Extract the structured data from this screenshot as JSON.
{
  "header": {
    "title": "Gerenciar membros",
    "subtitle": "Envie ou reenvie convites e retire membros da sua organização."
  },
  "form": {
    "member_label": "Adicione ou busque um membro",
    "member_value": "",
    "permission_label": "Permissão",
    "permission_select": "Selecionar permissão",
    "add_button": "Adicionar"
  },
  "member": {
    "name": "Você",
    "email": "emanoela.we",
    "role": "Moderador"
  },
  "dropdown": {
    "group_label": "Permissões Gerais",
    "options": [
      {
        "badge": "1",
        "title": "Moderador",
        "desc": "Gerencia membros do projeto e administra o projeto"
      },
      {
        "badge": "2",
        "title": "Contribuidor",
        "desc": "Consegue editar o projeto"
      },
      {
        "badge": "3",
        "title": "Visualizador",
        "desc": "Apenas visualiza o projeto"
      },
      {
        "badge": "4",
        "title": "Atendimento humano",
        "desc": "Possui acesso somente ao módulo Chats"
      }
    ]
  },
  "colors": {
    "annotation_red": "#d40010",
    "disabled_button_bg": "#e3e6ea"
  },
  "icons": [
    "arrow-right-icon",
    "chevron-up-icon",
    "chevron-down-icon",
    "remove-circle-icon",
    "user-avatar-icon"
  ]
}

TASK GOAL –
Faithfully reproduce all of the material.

SOLUTION TO THIS EXERCISE –
Extract the structured data from this screenshot as JSON.
{
  "header": {
    "title": "Gerenciar membros",
    "subtitle": "Envie ou reenvie convites e retire membros da sua organização."
  },
  "form": {
    "member_label": "Adicione ou busque um membro",
    "member_value": "",
    "permission_label": "Permissão",
    "permission_select": "Selecionar permissão",
    "add_button": "Adicionar"
  },
  "member": {
    "name": "Você",
    "email": "emanoela.we",
    "role": "Moderador"
  },
  "dropdown": {
    "group_label": "Permissões Gerais",
    "options": [
      {
        "badge": "1",
        "title": "Moderador",
        "desc": "Gerencia membros do projeto e administra o projeto"
      },
      {
        "badge": "2",
        "title": "Contribuidor",
        "desc": "Consegue editar o projeto"
      },
      {
        "badge": "3",
        "title": "Visualizador",
        "desc": "Apenas visualiza o projeto"
      },
      {
        "badge": "4",
        "title": "Atendimento humano",
        "desc": "Possui acesso somente ao módulo Chats"
      }
    ]
  },
  "colors": {
    "annotation_red": "#d40010",
    "disabled_button_bg": "#e3e6ea"
  },
  "icons": [
    "arrow-right-icon",
    "chevron-up-icon",
    "chevron-down-icon",
    "remove-circle-icon",
    "user-avatar-icon"
  ]
}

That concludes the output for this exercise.